Magda Przedmojska delights in sharing her city with the rest of the world—that’s why she’s a regular contributor to Spotted By Locals Warsaw. Though this avid traveler has lived elsewhere—from Aberdeen to Berlin—the Polish capital has her heart. “Warsaw is still the place to be because of my friends and family—the most important people in my life,” she says. Here are some of the reasons Magda describes her hometown as “quite a nice melting point to visit.”

Warsaw Is My City

When someone comes to visit me, the first place I take them to is the Museum of the History of Polish Jews to enable a deeper understanding of the city.

Summer or autumn is the best time to visit my city because that’s when most of our festivals take place—Warszawa Singera, International Mime Art Festival, and Skrzyżowanie Kultur music festival, among others.

You can see my city best from the Pałac Kultury i Nauki (Palace of Culture and Learning).

Locals know to skip the Royal Castle and check out Królikarnia, a museum dedicated to the works of Polish sculptor Xawery Dunikowski, or the National Museum instead.

The Bęc Zmiana Foundation and the shop in the National Museum are the best places to buy authentic, local souvenirs.

In the past, notable people like physicist Marie Curie, composer Frédéric Chopin, and director Krzysztof Kieślowski have called my city home.

If there’s one thing you should know about getting around my city, it’s to call on Taxi Grosik if you’re looking for a cab. Some other taxi companies may try to rip you off.

The best place to spend time outdoors in my city is Skaryszewski Park, where you can canoe, go jogging, or simply take a walk.

My city really knows how to celebrate the anniversary of the Warsaw Uprising, a two-month effort by the Polish resistance army to free Warsaw from Nazi control during World War II. The whole city stops for a moment at 5 p.m. on August 1, the day the uprising began, to observe the many commemorations taking place.

For a fancy night out, I go to one of the clubs in the Praga Północ district, such as Skład Butelek or Hydrozagadka.
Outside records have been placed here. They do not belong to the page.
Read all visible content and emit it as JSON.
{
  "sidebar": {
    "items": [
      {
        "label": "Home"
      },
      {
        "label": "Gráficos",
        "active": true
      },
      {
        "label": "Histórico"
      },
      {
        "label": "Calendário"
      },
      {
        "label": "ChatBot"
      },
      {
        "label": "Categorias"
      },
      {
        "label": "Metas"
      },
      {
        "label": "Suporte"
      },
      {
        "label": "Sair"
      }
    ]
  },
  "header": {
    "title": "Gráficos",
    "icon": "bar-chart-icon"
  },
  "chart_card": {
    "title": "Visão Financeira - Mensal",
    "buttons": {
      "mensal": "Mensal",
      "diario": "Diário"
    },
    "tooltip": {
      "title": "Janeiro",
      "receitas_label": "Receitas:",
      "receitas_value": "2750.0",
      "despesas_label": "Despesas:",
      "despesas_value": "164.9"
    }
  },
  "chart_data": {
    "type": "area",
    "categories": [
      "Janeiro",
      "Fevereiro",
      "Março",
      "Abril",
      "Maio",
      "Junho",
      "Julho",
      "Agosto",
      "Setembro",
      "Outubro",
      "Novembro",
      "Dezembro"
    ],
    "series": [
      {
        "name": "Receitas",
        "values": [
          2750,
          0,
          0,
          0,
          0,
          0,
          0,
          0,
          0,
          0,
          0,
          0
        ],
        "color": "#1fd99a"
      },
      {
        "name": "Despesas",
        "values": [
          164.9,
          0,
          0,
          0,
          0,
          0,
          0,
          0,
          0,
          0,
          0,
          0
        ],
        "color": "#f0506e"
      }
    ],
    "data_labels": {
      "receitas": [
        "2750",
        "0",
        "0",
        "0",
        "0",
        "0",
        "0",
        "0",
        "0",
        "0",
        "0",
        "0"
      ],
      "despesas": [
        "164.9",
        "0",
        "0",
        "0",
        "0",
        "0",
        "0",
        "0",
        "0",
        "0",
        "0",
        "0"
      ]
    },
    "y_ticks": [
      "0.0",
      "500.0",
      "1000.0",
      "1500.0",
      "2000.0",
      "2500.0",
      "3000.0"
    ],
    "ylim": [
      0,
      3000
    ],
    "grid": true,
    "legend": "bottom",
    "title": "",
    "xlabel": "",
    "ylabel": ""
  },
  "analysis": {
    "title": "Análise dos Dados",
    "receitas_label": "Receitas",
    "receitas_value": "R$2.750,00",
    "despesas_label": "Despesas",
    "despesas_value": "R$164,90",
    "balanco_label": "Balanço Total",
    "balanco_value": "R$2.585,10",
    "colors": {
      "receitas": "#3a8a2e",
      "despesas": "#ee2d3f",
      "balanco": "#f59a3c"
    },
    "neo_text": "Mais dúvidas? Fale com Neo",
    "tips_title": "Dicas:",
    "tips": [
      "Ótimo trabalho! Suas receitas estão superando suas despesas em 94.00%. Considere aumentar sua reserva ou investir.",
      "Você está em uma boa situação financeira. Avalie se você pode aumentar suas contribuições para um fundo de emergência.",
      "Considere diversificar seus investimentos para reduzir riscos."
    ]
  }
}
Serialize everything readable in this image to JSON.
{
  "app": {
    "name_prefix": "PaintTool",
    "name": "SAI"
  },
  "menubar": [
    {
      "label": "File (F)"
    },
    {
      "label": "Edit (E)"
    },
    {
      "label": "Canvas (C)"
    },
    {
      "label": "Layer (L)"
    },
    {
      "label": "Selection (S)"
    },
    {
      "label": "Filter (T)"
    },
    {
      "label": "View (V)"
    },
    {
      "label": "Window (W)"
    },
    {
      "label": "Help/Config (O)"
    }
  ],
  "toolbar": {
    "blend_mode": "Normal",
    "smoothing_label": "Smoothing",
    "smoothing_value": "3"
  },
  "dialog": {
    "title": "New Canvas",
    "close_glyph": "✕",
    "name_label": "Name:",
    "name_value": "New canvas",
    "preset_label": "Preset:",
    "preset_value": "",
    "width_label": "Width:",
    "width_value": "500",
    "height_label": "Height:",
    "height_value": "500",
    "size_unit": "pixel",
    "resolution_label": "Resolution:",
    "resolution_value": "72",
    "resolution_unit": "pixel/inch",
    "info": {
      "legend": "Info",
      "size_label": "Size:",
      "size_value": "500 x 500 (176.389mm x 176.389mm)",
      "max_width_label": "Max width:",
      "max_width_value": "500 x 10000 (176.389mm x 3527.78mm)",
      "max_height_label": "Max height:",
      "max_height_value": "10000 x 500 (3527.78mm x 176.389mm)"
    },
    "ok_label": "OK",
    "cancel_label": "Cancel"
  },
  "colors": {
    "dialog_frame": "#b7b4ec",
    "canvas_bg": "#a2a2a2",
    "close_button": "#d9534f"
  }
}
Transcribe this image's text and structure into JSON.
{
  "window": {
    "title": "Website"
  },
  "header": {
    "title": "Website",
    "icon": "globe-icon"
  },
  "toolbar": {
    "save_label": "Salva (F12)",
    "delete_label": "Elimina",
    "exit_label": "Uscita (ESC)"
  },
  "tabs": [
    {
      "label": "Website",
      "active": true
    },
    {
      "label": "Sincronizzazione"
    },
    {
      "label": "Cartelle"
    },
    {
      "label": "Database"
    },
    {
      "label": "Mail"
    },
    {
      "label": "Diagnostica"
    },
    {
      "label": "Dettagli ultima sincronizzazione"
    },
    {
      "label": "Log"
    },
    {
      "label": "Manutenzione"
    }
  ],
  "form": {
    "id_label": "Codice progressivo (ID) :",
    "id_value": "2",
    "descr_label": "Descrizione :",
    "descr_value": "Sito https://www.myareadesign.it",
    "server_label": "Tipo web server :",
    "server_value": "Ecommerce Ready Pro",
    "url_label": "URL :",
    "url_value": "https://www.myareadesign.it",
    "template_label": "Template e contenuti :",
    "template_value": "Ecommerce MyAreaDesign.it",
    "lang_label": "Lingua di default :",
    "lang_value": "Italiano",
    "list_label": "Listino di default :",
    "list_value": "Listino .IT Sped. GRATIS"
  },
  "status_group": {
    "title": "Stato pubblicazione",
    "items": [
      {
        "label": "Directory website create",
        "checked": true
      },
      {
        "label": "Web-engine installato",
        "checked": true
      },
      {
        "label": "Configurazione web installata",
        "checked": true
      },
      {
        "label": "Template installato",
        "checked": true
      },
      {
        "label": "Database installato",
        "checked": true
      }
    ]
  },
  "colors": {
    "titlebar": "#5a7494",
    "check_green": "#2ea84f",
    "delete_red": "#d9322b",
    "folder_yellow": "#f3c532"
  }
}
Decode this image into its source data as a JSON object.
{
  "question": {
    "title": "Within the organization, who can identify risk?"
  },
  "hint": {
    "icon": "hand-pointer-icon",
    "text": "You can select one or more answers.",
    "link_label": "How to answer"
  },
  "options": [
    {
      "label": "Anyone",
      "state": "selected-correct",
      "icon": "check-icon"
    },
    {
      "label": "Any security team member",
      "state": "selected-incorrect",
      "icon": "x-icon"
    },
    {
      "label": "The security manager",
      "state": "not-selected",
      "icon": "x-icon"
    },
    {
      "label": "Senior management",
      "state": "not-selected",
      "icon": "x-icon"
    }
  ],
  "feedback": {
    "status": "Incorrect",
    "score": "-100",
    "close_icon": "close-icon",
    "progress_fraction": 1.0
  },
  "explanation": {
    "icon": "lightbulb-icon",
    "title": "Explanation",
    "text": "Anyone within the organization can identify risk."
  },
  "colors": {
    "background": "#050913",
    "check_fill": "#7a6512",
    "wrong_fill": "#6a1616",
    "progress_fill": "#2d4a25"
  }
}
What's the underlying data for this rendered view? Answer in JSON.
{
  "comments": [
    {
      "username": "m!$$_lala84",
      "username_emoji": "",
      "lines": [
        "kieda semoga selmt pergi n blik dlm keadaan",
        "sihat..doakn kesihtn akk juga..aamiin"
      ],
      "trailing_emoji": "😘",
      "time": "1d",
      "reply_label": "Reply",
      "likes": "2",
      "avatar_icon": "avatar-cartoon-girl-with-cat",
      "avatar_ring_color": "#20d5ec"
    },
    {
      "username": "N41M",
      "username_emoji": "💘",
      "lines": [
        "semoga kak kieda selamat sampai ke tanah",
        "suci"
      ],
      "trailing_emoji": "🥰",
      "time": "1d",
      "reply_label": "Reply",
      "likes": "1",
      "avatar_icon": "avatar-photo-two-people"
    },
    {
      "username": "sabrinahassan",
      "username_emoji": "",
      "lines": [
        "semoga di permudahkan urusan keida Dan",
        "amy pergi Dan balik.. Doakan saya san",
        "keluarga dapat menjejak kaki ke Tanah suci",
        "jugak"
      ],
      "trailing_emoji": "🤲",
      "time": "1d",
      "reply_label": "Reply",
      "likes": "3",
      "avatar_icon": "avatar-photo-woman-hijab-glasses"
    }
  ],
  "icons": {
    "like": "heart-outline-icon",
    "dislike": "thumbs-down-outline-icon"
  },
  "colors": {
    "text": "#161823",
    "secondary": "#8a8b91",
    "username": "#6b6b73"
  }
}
Just outside my city, you can visit the village of Otwock Wielki or see some splendid nature in Falenty.

People from my city are known for being grumpy but it’s really quite friendly.

The best outdoor market in my city is Targ Śniadaniowy.

Śniadaniownia is my favorite place to grab breakfast, and Bazar or Aïoli are the spots for late-night eats.

To find out what’s going on at night and on the weekends, read the Warsaw Insider.

When I’m feeling cash-strapped, I go to one of Warsaw’s milk bars—Bar Bambino, Prasowy, or Bar Mleczny Familijny.

To escape the crowds, I go to the Jewish Cemetery or the Tartar Cemetery.

The dish that represents my city best is pierogi (dumplings) and vodka is my city’s signature drink. Sample them at Zapiecek and Czystaojczysta respectively.

Kongresowa and Fabryka Trzciny are the best places to see live music.

In the spring you should check out Kampinos National Park—one of the biggest nature reserves in the Warsaw area.

In the summer you should go to one of many clubs and bars on the Vistula River.

In the fall you should go ice skating at Tor Stegny.

In the winter you should go skiing in Górka Szczęśliwicka.

If you have kids (or are a kid at heart), you won’t want to miss Pompon, a café and creative enclave in the Wola district.

The best book about my city is Warszawa Kobiet (Women of Warsaw) by Sylwia Chutnik because it shows you women’s history within our city. And believe me, there is a lot!

When I think about my city, the song that comes to mind isSen o Warszawie” (“A Dream about Warsaw”), by Polish jazz singer Czesław Niemen. The song is about love and missing the city when you’re not there.

In 140 characters or less, the world should heart my city because it’s modern and sexy. Since Poland became democratic in 1989, Warsaw has been growing, becoming more aware and European.